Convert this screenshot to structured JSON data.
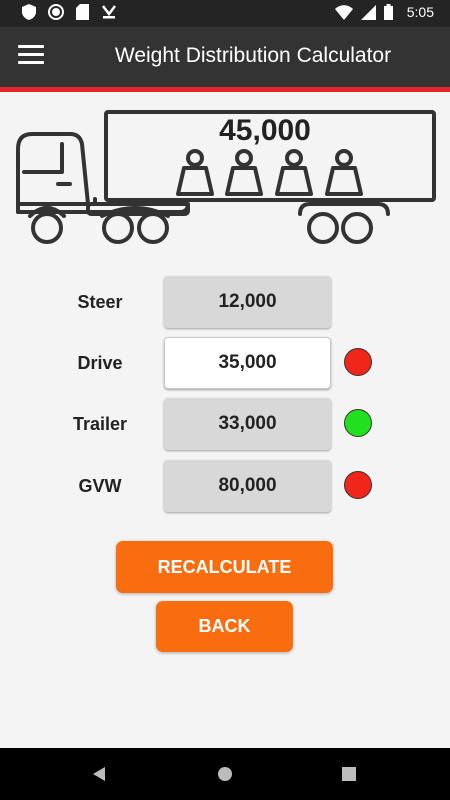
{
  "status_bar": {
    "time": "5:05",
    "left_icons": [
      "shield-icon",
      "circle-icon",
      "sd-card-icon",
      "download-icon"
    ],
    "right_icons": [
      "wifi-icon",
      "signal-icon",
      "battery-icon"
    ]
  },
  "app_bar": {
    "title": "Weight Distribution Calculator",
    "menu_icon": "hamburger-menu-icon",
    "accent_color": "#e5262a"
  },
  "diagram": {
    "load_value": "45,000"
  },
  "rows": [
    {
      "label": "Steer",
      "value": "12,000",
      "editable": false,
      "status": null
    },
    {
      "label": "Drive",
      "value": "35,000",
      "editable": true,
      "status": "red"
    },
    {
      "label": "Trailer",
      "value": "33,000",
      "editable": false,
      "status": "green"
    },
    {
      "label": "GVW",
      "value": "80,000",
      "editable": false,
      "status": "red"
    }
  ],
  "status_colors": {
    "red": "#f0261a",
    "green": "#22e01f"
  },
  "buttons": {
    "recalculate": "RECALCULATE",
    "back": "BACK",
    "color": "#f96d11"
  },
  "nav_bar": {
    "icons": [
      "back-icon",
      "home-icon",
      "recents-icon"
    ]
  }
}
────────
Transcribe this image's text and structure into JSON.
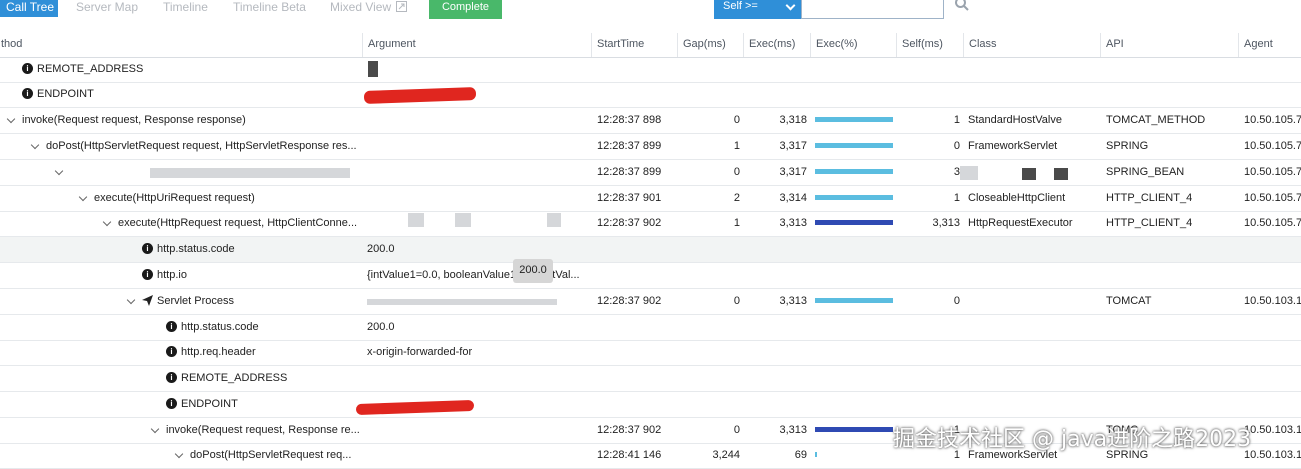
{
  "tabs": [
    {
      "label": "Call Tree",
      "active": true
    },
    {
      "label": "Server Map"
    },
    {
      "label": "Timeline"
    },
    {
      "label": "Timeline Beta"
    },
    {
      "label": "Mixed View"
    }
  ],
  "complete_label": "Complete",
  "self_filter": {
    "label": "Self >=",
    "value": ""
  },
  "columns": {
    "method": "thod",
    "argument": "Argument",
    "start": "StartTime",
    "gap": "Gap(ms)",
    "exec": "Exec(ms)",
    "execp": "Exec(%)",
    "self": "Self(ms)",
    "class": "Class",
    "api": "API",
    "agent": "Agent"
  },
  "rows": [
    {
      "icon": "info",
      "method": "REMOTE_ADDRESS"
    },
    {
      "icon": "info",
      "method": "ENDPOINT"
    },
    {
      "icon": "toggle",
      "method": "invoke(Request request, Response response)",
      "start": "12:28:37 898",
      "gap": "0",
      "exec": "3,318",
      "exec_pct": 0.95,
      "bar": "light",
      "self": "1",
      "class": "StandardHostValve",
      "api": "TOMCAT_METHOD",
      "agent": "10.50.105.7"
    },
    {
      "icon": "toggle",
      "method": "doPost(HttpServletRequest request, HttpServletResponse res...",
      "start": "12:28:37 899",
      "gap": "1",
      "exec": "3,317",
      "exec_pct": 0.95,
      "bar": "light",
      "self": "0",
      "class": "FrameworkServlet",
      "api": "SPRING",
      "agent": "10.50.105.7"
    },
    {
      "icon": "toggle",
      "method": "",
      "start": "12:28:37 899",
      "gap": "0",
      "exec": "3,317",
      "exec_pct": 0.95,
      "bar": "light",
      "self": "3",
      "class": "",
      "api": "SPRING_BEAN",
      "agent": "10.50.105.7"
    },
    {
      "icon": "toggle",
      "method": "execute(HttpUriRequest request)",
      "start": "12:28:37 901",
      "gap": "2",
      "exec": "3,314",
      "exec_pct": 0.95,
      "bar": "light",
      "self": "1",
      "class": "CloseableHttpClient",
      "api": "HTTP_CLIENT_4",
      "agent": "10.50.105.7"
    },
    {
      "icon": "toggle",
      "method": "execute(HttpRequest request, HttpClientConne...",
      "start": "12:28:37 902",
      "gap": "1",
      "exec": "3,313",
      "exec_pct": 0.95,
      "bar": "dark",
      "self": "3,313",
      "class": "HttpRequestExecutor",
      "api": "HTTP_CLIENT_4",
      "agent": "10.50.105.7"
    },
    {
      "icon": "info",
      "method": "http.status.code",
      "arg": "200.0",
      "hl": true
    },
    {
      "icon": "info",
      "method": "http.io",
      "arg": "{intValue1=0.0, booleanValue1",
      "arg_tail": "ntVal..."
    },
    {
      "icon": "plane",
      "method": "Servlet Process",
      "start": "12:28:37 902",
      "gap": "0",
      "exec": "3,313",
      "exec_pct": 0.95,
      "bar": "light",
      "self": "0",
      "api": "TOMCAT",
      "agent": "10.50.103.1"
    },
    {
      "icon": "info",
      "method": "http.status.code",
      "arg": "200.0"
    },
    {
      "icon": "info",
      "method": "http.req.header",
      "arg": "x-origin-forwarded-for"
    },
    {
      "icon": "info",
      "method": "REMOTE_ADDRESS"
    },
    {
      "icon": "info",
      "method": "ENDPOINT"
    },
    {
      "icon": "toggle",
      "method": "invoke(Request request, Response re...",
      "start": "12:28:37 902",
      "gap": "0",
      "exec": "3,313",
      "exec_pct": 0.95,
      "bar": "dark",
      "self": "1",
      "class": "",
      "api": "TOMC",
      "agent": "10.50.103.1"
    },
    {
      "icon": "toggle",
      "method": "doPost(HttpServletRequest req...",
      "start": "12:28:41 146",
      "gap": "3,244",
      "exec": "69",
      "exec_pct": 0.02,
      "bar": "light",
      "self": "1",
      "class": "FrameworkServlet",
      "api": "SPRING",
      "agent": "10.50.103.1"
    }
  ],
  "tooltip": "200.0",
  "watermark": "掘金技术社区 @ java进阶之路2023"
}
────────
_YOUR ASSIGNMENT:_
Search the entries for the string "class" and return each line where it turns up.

_RESPONSE:_
    "class": "Class",
      "class": "StandardHostValve",
      "class": "FrameworkServlet",
      "class": "",
      "class": "CloseableHttpClient",
      "class": "HttpRequestExecutor",
      "class": "",
      "class": "FrameworkServlet",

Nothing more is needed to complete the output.